An American-funded clinic to train birthing assistants is saving lives in one of China’s most isolated regions. The Surmang Foundation’s clinic, set in a Buddhist monastery, is also pioneering a system of rural health care for the ultrapoor that some experts say could be a model for the rest of the country.

Polio has all but been eradicated from the Earth, but not quite. So Bill Gates and the soccer club FC Barcelona are joining forces to push the effort past the goal line. They're calling it the "More than a Goal. End Polio" campaign...Barcelona plans to spread the message through in-stadium advertisements, announcements during matches, and via social media to the millions of followers worldwide.

A week-long trip of the Broadcasting Board of Governors (BBG) to Ethiopia, South Sudan and Nigeria has resulted in valuable programming and distribution agreements. At a town hall meeting in Nigeria yesterday, the Broadcasting Board of Governors launched the VOA Africa Health Network. The Network will help address the health and developmental needs of audiences across Africa.

The people of the United States and the people of Ireland are working together to find more ways to improve maternal and child nutrition in the 1,000 day window between pregnancy and when a child turns 2 years old, when nutrition is most critical for saving lives and promoting cognitive and physical development.

The United States in 2003 committed $15 billion over five years to the President’s Emergency Plan for AIDS Relief (PEPFAR). Although not labeled as such, this is public diplomacy as it should be done. It is about service, not advertising. It improves (and protects) people’s lives, and as a result wins friends and serves the diplomatic interests of the United States.

Britain and billionaire Bill Gates together pledged more than $2.3 billion (£1.4 billion) at an international donor conference on Monday to fund vaccination programmes to protect children in poor countries.
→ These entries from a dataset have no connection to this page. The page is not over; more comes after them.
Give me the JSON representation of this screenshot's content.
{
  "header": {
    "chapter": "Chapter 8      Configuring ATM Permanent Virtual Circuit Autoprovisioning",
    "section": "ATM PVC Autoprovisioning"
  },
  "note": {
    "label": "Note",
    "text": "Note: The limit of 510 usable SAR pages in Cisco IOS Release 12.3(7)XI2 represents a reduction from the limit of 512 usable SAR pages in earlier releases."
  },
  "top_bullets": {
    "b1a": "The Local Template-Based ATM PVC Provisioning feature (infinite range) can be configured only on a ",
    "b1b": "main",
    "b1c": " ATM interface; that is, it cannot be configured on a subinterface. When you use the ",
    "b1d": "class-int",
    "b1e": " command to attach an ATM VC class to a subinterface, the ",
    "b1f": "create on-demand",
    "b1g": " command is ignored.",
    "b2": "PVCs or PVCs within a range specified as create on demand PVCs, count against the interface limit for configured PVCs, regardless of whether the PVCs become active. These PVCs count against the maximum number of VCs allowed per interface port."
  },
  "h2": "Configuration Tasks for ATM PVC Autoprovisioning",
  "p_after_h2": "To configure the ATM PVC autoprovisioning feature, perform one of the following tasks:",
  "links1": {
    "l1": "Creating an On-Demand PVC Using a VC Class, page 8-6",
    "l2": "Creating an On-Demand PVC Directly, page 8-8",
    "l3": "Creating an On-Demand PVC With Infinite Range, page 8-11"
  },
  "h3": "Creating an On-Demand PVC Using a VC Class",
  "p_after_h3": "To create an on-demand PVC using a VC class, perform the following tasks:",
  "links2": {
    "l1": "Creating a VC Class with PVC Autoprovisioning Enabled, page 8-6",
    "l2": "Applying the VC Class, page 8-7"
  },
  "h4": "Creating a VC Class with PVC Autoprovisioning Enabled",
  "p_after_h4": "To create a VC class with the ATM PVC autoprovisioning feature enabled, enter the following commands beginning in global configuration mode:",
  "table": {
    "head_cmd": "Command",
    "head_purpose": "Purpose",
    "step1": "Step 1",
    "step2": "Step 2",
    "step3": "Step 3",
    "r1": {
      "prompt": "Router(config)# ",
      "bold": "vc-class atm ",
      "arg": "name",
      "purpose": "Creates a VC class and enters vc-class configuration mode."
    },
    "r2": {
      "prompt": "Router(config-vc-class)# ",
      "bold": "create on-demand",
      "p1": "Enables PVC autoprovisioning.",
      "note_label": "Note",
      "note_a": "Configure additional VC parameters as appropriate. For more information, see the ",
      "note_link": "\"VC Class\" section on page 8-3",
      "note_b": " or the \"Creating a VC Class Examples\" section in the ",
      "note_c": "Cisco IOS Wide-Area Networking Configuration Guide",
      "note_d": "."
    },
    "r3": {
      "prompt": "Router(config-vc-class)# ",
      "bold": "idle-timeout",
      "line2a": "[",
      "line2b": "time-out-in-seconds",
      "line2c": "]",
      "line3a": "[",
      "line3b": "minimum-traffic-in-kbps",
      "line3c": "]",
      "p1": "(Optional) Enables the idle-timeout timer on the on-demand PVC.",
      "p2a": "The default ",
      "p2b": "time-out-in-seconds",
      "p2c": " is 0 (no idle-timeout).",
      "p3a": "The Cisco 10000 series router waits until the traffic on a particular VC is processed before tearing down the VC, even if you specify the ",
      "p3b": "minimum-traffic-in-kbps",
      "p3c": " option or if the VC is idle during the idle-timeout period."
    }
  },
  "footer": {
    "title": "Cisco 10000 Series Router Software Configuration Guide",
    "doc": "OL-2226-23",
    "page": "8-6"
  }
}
The Prime Minister said the new funding arrangement will vaccinate more than 80 million children against diseases such as pneumonia and diarrhoea.

On Monday morning, David Cameron – in his first major initiative in development diplomacy in the UK – will chair a summit for pledges to the Global Alliance for Vaccines and Immunisation (Gavi). There's a shortfall of £2.3bn, and it's being seen as a litmus test of how well aid can survive in the age of austerity.